  • Chilled specialty soups served in shot glasses with or without alcohol.

Gazpacho, topped with a small shrimp cocktail

Chilled Strawberry Mint Vodka Shooters

Carrot Ginger

Vichyssoise

  • Mini Pigs in a Blanket stuffed with cheddar and served with dipping sauces: grain mustard and garlic mayo.  We list these on our catering menu in the section for kids party food but 90% of all adult parties request them.  They are so basic and you could make them yourself easily but they are just so good!

Brett Clugston, Event Planner

How about making your own sun dried tomatoes?

In The Kitchen on August 20, 2009 at 8:18 pm

Slice large plum tomatoes length wise to get three slices per tomato. About 1/3 inch thick each. Dust with S&P, oregano, dried basil, and a splash of good olive oil.  Let this sit in sun on pan for 10 hours.  Or you could also choose to slow roast it in oven at 250 for about 3-4 hours. Store in oil or use in 1 weeks time.

Albe Galotta, SWG Chef

Cost Effective Summer Wedding Tips…

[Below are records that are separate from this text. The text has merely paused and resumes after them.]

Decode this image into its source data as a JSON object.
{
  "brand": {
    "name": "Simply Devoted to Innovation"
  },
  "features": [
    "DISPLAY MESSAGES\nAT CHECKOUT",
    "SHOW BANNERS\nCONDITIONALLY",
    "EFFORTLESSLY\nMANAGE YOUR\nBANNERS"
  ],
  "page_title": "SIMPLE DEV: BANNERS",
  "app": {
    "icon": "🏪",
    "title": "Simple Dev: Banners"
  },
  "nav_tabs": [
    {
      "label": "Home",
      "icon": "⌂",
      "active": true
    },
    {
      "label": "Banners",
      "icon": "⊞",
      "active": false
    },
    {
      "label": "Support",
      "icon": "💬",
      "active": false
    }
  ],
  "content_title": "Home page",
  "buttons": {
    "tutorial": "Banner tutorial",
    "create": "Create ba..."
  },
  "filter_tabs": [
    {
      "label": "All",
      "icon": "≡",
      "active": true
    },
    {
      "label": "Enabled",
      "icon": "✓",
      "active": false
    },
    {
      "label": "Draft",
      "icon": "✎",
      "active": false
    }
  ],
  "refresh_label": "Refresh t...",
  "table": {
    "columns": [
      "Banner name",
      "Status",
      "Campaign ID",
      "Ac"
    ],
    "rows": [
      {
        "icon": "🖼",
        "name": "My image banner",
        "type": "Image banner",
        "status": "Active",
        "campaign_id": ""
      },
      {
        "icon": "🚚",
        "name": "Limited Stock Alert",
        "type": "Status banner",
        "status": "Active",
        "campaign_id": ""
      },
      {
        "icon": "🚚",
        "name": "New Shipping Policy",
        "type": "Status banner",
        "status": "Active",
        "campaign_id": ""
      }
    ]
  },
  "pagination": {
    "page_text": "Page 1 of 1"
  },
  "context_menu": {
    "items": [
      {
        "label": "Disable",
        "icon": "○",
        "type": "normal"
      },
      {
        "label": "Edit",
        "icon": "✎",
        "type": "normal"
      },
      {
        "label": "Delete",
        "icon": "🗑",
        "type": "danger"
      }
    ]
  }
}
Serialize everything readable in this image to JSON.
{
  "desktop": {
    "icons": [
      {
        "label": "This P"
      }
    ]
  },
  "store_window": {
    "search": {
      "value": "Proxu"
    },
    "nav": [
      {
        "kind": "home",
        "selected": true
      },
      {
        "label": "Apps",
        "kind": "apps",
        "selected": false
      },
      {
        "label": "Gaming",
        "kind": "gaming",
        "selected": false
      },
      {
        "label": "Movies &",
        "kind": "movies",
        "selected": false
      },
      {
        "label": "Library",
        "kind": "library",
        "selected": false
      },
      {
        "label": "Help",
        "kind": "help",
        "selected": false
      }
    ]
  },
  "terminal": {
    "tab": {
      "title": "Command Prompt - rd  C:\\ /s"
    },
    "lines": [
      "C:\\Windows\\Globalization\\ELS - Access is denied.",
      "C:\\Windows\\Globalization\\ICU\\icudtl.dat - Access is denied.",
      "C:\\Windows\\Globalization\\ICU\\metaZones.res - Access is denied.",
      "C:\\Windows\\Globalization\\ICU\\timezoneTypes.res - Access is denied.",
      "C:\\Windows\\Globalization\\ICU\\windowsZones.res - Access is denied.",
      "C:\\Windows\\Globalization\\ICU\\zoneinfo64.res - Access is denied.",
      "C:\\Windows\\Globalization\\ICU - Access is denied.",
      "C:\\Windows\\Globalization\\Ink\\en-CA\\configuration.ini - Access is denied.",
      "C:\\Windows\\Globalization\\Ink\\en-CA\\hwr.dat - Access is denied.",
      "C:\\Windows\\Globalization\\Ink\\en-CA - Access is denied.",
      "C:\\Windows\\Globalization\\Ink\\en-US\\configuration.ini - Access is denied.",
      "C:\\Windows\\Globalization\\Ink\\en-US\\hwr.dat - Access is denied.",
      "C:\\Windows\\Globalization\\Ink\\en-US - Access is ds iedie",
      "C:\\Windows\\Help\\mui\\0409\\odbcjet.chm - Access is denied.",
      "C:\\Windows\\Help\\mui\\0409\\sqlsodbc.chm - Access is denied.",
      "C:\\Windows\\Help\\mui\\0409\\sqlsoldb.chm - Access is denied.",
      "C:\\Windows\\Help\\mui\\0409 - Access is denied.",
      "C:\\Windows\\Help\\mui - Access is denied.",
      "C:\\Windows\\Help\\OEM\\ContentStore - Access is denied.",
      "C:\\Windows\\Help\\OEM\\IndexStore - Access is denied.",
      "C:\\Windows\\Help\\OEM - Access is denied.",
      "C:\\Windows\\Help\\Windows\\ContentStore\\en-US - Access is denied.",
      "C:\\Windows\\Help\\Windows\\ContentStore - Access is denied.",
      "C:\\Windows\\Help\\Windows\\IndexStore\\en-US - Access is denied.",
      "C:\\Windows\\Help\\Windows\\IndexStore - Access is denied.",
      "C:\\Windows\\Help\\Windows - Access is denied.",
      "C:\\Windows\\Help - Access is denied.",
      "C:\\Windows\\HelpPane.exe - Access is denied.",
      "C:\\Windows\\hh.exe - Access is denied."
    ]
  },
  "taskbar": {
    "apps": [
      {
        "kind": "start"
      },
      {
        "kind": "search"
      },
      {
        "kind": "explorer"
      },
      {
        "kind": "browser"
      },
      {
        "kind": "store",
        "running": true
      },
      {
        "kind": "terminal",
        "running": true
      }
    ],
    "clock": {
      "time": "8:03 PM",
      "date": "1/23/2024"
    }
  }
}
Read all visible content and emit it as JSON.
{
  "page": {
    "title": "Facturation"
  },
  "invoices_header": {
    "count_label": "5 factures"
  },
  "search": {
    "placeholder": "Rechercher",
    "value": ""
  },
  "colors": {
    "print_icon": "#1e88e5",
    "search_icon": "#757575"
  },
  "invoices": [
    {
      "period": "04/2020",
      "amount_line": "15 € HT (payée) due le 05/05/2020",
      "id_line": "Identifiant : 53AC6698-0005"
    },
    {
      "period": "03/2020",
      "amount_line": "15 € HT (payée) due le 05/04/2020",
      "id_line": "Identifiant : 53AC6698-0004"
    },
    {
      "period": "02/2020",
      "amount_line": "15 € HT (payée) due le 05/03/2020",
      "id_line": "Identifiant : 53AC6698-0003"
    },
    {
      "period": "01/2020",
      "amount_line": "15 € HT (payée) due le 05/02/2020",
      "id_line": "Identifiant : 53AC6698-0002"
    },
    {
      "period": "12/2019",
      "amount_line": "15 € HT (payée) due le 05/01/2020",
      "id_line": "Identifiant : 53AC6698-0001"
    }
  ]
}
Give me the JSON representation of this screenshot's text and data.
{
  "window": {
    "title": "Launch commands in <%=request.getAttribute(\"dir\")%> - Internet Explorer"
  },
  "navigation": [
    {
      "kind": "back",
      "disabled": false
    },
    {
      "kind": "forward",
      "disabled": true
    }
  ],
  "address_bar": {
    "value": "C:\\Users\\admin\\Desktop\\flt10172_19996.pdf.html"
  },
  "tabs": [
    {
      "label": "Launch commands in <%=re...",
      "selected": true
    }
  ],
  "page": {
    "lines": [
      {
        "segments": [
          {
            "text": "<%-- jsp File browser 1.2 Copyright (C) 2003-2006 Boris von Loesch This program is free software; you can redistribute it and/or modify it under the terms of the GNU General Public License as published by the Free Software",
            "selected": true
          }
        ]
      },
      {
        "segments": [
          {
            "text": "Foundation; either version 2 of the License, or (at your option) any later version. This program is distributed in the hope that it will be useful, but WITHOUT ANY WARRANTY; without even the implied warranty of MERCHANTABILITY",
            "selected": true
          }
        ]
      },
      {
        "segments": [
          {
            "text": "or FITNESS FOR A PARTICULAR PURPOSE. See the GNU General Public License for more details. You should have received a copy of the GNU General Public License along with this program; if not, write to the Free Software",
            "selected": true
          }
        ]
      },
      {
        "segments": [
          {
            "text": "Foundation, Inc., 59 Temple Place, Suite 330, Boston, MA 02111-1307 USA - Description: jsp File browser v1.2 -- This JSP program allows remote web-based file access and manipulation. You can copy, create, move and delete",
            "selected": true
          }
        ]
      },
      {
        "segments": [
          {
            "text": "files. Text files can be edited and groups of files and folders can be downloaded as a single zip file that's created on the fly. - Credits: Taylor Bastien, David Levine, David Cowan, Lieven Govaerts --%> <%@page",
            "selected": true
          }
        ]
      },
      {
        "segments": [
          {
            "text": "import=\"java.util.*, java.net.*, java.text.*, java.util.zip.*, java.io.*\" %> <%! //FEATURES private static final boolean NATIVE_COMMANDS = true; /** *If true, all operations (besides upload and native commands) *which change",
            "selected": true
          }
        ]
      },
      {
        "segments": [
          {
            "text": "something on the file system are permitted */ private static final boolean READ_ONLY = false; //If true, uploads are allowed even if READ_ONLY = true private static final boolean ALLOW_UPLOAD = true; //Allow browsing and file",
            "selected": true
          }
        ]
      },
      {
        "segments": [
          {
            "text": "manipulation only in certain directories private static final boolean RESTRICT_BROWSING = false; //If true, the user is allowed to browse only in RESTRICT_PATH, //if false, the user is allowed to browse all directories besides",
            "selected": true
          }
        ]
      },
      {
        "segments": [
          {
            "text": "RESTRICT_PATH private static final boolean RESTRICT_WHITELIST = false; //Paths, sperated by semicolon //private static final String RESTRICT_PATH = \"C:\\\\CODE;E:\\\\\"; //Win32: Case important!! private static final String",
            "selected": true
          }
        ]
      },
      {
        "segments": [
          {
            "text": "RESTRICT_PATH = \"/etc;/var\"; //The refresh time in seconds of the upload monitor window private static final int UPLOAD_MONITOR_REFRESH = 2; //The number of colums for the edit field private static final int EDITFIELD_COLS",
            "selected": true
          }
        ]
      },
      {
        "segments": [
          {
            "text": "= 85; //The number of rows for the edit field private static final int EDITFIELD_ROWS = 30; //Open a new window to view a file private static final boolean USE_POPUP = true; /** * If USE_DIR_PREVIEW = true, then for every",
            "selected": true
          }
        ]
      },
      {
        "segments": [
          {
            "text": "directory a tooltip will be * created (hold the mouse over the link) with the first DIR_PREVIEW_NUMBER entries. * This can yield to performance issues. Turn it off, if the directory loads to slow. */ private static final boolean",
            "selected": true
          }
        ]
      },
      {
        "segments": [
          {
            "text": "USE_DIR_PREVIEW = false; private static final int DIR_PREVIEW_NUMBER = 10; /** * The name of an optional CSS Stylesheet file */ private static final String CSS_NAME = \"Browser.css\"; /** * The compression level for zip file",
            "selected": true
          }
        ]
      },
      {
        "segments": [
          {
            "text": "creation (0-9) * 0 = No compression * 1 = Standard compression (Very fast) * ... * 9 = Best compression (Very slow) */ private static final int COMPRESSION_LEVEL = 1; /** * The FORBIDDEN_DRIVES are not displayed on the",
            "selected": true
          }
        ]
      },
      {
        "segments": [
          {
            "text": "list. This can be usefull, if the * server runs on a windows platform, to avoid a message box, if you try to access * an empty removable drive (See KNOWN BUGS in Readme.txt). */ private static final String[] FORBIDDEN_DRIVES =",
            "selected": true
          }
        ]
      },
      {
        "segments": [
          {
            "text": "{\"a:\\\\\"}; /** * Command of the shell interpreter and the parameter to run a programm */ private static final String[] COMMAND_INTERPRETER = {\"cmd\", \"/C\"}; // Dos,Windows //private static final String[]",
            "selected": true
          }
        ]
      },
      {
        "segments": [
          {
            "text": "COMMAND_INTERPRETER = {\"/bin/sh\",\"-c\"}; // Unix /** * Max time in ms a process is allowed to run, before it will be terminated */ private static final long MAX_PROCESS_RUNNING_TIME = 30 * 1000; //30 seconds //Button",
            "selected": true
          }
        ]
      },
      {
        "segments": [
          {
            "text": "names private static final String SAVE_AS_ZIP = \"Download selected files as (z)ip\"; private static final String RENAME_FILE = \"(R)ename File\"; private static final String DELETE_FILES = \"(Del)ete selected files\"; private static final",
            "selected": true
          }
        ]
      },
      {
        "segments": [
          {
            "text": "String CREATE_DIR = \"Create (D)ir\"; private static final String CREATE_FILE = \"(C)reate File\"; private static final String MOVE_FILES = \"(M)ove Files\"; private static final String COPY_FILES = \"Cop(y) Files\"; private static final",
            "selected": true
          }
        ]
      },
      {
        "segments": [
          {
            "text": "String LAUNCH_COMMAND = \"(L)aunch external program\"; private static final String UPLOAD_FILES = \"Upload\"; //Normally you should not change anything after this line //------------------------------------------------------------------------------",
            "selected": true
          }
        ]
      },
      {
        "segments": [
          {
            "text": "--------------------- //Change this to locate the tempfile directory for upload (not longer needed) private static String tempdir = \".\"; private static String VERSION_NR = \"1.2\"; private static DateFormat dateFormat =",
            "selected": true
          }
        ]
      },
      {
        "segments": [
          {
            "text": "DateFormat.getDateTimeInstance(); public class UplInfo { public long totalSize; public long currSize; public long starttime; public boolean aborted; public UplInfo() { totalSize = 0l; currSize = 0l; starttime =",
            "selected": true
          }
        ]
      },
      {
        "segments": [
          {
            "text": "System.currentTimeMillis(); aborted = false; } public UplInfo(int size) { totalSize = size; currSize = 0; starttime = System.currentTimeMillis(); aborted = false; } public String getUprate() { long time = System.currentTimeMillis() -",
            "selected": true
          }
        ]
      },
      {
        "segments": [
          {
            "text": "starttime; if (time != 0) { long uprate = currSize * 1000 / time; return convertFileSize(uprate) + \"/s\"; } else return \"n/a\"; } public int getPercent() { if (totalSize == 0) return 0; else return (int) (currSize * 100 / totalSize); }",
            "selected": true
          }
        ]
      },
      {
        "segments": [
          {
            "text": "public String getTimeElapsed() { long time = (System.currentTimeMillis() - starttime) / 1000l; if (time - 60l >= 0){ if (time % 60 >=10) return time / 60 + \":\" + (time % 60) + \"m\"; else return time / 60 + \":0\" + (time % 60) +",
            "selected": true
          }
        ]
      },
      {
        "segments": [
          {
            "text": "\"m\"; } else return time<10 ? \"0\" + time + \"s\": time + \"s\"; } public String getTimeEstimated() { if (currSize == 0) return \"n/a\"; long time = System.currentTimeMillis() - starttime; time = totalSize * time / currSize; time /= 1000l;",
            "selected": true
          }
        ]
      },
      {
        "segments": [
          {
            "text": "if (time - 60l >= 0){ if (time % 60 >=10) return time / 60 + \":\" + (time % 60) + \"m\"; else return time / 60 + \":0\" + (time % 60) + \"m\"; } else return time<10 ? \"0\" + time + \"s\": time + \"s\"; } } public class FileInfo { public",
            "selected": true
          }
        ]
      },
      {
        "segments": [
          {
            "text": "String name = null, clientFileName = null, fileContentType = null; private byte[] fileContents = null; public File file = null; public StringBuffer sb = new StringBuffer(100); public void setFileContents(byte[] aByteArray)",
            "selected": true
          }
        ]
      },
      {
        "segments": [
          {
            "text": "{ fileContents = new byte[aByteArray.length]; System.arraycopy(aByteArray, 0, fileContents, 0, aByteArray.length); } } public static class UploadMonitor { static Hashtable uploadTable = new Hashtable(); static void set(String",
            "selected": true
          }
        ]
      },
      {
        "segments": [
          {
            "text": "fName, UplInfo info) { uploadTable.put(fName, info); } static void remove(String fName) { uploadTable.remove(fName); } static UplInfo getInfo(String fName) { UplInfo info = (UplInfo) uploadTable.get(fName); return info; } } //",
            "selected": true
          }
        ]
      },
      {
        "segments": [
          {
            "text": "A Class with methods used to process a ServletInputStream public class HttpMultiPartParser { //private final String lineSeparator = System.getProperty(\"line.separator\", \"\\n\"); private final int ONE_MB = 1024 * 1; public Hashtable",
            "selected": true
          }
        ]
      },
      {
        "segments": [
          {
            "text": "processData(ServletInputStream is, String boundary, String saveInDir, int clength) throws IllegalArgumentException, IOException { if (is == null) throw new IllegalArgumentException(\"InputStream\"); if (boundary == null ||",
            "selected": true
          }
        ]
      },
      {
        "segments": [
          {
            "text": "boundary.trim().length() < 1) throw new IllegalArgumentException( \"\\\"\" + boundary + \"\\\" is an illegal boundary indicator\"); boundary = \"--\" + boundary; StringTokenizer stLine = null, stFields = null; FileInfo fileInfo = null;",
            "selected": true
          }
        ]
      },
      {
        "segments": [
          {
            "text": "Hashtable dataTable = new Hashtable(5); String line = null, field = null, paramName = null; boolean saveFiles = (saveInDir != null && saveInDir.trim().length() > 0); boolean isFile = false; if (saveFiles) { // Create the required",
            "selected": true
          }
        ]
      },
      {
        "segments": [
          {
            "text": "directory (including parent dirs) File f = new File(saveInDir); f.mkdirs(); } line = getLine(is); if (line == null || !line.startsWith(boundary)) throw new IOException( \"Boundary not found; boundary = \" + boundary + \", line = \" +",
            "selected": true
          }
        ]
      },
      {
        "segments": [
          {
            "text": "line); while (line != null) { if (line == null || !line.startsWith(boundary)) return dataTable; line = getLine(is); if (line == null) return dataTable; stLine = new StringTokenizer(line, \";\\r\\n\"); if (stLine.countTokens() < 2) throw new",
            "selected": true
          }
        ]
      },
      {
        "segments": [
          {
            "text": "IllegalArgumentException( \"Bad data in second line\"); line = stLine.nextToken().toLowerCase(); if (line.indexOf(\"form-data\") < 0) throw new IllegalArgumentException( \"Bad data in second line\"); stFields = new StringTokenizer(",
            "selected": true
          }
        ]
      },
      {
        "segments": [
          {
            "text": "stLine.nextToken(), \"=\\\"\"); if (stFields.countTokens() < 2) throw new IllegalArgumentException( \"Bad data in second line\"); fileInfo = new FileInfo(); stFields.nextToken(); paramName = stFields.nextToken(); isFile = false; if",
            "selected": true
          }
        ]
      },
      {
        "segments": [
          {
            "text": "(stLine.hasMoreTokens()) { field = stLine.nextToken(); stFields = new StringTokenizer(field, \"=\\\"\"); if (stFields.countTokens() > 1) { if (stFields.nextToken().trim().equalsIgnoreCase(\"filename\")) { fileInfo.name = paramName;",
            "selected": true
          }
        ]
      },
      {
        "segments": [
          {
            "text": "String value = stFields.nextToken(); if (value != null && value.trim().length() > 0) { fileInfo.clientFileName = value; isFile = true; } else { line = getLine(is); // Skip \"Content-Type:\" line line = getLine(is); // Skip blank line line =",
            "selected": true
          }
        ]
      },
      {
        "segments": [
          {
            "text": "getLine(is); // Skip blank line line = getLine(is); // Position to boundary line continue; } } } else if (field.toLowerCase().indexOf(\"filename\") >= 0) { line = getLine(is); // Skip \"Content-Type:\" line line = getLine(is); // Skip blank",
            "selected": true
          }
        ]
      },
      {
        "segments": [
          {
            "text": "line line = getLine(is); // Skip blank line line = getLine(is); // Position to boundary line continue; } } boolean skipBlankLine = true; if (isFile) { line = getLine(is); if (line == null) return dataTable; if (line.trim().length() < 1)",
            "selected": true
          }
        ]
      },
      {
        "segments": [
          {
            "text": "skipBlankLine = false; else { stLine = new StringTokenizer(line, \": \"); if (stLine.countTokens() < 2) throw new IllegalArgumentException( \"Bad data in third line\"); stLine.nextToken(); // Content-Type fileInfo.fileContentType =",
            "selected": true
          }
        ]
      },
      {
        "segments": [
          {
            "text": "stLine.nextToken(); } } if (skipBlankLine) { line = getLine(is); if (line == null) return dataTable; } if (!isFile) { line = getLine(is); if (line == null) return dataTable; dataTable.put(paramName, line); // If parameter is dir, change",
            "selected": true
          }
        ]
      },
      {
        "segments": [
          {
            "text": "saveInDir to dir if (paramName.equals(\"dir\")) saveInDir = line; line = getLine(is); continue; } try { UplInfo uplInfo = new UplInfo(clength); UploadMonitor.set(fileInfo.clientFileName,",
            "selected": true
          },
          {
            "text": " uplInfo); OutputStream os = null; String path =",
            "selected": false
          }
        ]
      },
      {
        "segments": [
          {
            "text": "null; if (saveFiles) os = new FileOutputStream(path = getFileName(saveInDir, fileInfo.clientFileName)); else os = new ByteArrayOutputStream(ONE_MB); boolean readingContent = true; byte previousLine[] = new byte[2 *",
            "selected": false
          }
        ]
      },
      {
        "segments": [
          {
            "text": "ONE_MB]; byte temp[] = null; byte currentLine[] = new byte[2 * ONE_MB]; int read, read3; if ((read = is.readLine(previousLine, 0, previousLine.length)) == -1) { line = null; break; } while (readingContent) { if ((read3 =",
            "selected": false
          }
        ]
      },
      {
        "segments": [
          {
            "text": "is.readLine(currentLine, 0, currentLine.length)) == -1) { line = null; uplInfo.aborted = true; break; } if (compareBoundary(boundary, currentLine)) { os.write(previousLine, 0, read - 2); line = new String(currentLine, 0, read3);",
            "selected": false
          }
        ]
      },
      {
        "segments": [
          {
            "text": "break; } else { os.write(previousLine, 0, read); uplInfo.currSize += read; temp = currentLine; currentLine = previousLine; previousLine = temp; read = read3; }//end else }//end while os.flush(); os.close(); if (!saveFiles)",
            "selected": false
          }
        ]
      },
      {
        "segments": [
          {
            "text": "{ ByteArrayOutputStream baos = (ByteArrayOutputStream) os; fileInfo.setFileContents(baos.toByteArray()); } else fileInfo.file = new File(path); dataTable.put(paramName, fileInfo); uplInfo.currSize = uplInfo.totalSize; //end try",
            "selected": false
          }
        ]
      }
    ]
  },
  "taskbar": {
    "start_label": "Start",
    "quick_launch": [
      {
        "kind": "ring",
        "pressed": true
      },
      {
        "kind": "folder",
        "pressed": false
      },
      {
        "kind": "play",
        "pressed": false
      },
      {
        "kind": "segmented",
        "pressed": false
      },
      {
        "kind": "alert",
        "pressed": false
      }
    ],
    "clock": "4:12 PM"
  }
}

In Uncategorized on August 19, 2009 at 4:18 pm
  • Hold your rehearsal dinner or day post reception brunch at the same venue as your wedding.  Restaurants will often be happy to offer a discount if you book more than one service with their company.
  • Choose a Sunday or a Friday wedding date rather than a Saturday.
  • Opt for a dessert bar or cupcake cake rather than a wedding cake.
  • When ordering rentals use plastic for bar glassware.  Guests will have about 3-5 drinks each and the price of glass rentals can really add up.
  • Ask your caterer for menu suggestions that are more cost effective.  Add pricier ingredients in small amounts during your hors d’oeuvres hour and choose less expensive food items for the main course.  Surprisingly, sometimes a little caviar on a smoked salmon canapé here and there doesn’t cost that much but really adds an extra splash of sophistication.  For the main course choosing sole rather than salmon or shrimp is a less expensive option.  Instead of serving Filet Mignon as a main course serve chicken and opt for a nice steak skewer as a passed hors d’ouvre.
  • Clam and Lobster Bakes are a great cost effective and festive wedding theme.  Some caterers actually sell do it yourself clam bake bags.  The bag is usually made with cheese cloth and could include: corn on the cob, a lobster, little neck clams, peel and eat shrimp, mussels, and three red potatoes.  Each bag includes laurel bay leaves, black peppercorns, a spring onion, and a wedge of lemon for flavor.  These bags cost about $20.00 each.  If you really want to cut back on costs you could cook them easily yourself or hire a company.

Brett Clugston, Event Planner

Albe Galotta, Connecticut Caterers Chef